Andrej Bauer writes about using alternatives to set-theories as foundations, (in particular homotopy type theory), in the article "Am I a constructive mathematician?" which contains the line "A world of mathematics may be a forcing extension of set theory, or a topos, or a pretopos, or a model of type theory, or any other structure within which it is possible to interpret the basic language of mathematics."
One viewpoint is that there isn't a one true set-theory but a set-theoretic multiverse. Might we not then in a similar vein say there is also a topos-theoretic multiverse, a homotopy-type-theoretic multiverse (a submultiverse of the type-theoretic multiverse?), and many other basic-language-of-mathematics-interpreting-structure multiverses that haven't been discovered.

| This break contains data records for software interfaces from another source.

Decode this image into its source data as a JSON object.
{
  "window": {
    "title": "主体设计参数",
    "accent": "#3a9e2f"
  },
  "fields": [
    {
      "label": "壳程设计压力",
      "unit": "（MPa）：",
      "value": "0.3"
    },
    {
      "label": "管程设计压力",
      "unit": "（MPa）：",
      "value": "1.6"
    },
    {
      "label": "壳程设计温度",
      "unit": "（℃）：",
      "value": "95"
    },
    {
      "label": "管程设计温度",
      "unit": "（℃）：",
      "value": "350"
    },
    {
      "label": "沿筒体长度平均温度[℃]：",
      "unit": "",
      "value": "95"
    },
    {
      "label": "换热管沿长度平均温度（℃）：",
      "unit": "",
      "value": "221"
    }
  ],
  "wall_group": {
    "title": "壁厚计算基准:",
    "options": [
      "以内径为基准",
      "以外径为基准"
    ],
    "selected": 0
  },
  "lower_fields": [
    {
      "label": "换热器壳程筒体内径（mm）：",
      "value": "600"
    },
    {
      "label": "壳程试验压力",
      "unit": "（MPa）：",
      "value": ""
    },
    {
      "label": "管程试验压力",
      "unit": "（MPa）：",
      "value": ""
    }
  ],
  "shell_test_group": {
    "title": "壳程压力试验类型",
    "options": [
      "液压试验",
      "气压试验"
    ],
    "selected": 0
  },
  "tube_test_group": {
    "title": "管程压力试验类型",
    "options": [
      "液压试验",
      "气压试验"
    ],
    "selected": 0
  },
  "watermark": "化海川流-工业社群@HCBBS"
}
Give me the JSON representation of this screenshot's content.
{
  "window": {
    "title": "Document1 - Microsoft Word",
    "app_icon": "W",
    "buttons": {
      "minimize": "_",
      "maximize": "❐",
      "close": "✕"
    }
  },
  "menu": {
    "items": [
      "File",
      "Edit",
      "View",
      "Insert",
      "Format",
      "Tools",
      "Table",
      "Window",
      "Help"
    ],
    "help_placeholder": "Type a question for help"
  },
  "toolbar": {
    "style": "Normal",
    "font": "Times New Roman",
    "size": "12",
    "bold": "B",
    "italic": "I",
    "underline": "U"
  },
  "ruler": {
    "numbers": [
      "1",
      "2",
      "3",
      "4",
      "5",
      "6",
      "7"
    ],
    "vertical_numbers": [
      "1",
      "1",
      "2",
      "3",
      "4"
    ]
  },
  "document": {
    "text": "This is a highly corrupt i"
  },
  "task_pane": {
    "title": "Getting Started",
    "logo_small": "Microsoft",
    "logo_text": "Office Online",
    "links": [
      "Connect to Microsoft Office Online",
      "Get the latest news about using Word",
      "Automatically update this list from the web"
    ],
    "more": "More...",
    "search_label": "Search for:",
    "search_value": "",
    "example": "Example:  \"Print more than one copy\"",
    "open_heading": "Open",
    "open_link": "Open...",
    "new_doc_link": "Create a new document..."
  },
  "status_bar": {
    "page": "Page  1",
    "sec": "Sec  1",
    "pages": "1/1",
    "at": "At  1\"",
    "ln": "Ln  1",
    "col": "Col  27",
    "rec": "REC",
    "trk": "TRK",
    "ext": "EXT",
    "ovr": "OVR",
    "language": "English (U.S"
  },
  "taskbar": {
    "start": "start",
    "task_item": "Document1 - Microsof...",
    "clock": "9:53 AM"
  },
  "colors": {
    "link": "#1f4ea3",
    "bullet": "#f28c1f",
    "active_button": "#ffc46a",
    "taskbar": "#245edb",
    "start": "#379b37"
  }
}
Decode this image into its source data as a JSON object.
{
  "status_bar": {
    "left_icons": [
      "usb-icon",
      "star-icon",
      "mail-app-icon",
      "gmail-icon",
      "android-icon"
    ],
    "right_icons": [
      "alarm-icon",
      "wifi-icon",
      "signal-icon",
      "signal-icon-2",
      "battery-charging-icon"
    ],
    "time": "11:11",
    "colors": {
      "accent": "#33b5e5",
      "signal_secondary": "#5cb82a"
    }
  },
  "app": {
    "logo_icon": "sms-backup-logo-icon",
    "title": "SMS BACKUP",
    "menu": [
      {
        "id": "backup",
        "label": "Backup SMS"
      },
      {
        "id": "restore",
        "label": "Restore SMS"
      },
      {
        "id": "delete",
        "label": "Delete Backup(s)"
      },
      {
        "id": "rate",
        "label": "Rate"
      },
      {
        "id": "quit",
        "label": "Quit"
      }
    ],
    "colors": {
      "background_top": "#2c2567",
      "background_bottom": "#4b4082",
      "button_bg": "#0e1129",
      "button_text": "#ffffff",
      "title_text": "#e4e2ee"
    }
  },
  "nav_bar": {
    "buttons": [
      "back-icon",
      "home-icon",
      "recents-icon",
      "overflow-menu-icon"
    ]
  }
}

Para-quoting Andrej Bauer again: "infinitely many worlds of mathematics ... visit them all, understand how they are related, and see what happens to his favorite subject as he moves between them" - this is where the Inter-Multiversal bit comes in. Which multiverse does Mochizuki's Inter-Universal fit into?
If a particular flavor of multiverse, say the set-theoretic multiverse, is formalized then perhaps one could vary that formalization to arrive at a multimultiverse for that flavor (as mentioned in comments in the above link), but what is the collective noun for a collection of different flavors of multiverses? A manifest of multiverses? Does the manifest of all multiverses constitute an omniverse?
1) What other examples are there of "structures within which it is possible to interpret the basic language of mathematics"?
2) Do you actually need something like a transfer principle from non-standard analysis in order to make use of results from a different universe or multiverse, or can you theorize about collections of universes and multiverses and thereby learn things that will be of use for the particular universe that you are most interested in? i.e. what alternatives are there to transfer-principles?